**What you should do**
Each line in the material below, starting at the one that contains "Output a JSON" and ending at the one that contains "Give me the JSON representation of this screenshot's content.", should be repeated exactly; the pictures should not.

**Extracted records**
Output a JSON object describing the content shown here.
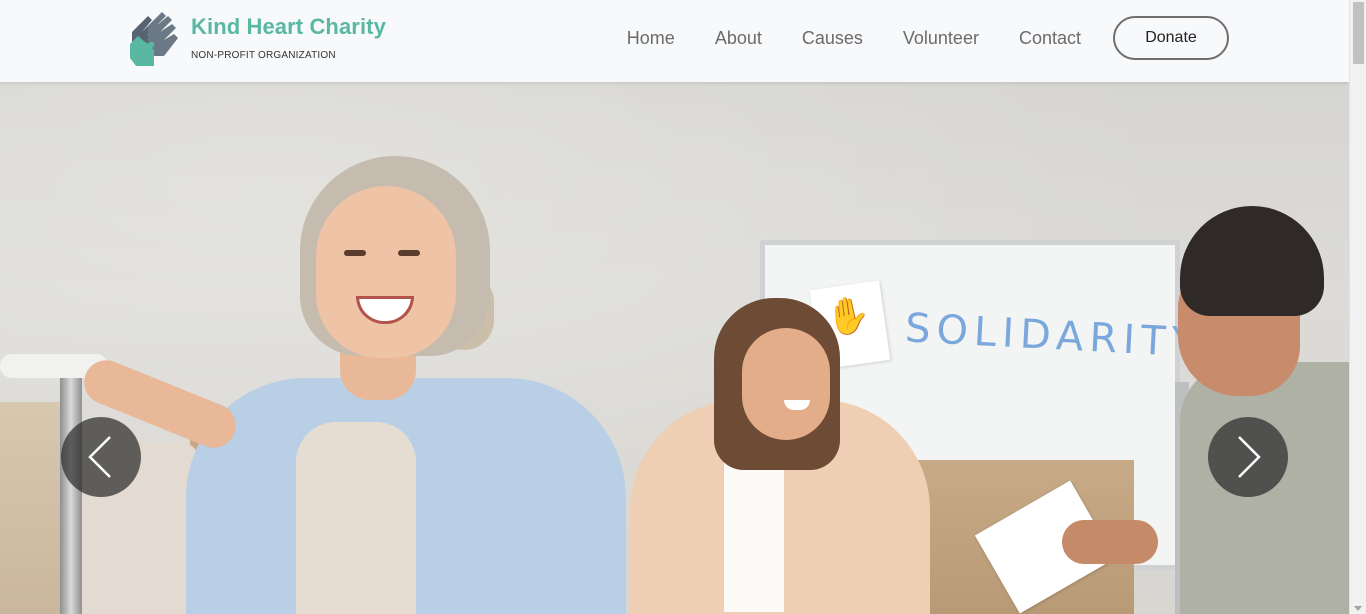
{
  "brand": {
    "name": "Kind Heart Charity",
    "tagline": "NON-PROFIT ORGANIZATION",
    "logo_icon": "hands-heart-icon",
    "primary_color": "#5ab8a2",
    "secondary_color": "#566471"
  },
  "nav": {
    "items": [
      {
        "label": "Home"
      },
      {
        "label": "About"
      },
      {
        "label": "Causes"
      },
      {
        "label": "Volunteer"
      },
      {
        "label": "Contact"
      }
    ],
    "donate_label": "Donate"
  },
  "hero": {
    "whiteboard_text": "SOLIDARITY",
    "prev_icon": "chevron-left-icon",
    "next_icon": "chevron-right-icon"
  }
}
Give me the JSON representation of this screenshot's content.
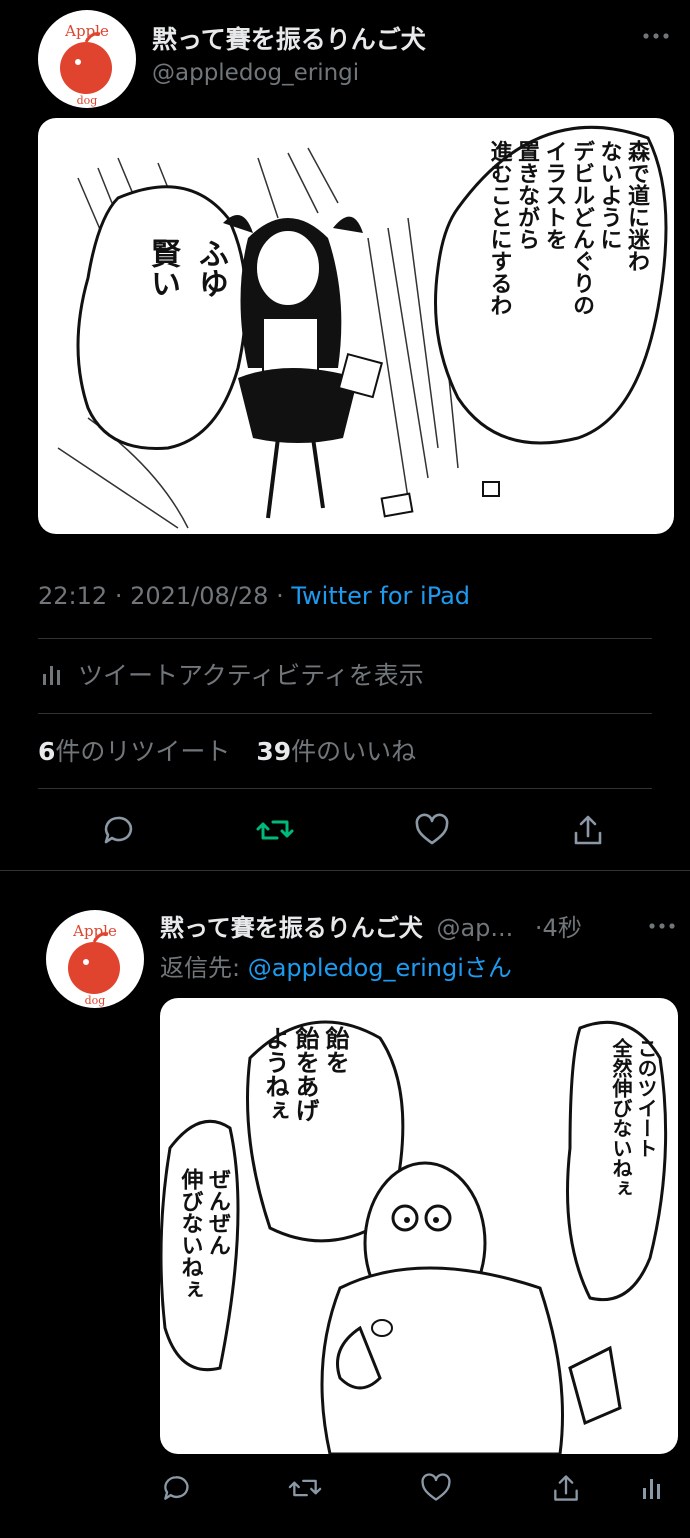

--

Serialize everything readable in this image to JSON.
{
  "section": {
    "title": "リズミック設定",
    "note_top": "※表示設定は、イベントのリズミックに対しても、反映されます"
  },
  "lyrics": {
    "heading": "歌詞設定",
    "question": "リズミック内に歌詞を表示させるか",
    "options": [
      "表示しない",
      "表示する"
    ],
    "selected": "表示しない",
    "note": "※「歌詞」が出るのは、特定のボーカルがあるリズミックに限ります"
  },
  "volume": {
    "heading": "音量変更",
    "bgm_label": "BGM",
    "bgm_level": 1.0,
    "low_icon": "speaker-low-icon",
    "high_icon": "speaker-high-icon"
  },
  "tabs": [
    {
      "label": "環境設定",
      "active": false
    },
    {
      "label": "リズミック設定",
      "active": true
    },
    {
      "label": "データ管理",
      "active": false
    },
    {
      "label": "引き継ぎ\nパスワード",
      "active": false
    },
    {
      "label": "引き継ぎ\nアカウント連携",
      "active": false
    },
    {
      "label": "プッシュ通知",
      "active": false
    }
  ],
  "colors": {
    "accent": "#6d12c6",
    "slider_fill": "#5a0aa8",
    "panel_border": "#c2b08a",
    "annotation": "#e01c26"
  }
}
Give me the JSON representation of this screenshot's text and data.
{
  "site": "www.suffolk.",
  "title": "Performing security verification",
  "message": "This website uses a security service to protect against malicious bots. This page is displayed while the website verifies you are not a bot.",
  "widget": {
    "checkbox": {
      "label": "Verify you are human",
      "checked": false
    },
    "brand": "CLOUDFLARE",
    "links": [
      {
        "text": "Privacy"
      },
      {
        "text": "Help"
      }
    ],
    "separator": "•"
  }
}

**Written answer**
Output a JSON object describing the content shown here.
{
  "brand": {
    "name": "Kind Heart Charity",
    "tagline": "NON-PROFIT ORGANIZATION",
    "logo_icon": "hands-heart-icon",
    "primary_color": "#5ab8a2",
    "secondary_color": "#566471"
  },
  "nav": {
    "items": [
      {
        "label": "Home"
      },
      {
        "label": "About"
      },
      {
        "label": "Causes"
      },
      {
        "label": "Volunteer"
      },
      {
        "label": "Contact"
      }
    ],
    "donate_label": "Donate"
  },
  "hero": {
    "whiteboard_text": "SOLIDARITY",
    "prev_icon": "chevron-left-icon",
    "next_icon": "chevron-right-icon"
  }
}
Give me the JSON representation of this screenshot's content.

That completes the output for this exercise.